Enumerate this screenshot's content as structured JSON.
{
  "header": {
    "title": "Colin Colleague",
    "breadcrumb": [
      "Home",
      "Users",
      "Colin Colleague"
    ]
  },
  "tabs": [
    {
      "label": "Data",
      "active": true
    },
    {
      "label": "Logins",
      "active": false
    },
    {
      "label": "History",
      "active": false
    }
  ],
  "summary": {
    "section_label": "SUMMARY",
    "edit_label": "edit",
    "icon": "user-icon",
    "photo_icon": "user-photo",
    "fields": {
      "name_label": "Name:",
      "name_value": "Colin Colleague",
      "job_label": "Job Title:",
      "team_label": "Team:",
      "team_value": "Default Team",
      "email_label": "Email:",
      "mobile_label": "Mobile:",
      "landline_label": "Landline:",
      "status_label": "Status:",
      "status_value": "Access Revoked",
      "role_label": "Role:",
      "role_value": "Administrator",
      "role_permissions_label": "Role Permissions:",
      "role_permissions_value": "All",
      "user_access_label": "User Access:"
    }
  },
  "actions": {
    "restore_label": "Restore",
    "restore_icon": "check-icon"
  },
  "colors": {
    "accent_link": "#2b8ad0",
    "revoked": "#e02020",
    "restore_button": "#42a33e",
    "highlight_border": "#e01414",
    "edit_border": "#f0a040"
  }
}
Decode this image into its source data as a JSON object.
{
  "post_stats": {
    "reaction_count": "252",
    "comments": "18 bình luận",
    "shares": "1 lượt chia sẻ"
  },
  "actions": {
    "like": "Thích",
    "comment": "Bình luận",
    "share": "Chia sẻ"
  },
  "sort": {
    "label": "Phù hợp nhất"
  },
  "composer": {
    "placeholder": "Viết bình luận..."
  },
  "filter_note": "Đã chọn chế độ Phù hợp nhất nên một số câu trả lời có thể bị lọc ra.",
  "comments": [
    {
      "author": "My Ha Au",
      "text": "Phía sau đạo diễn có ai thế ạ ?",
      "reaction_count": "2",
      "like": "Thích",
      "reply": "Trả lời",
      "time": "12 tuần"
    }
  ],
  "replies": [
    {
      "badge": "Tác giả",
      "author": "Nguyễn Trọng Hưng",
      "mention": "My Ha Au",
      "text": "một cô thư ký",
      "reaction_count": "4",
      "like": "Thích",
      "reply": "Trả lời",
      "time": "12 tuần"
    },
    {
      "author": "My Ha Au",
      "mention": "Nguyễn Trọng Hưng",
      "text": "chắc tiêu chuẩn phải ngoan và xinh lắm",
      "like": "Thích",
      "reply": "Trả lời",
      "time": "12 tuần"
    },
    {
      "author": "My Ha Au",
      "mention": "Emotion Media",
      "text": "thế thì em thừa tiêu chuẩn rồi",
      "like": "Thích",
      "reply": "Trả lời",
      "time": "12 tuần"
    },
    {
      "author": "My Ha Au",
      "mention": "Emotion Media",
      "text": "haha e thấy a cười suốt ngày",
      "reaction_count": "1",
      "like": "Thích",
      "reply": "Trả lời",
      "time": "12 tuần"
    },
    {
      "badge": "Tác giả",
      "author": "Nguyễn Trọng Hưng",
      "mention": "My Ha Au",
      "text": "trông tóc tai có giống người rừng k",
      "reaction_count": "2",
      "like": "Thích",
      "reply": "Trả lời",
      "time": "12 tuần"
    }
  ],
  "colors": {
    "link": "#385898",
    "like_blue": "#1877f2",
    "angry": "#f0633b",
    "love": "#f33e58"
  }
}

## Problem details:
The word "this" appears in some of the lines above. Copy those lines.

## Answer box:
Enumerate this screenshot's content as structured JSON.
Decode this image into its source data as a JSON object.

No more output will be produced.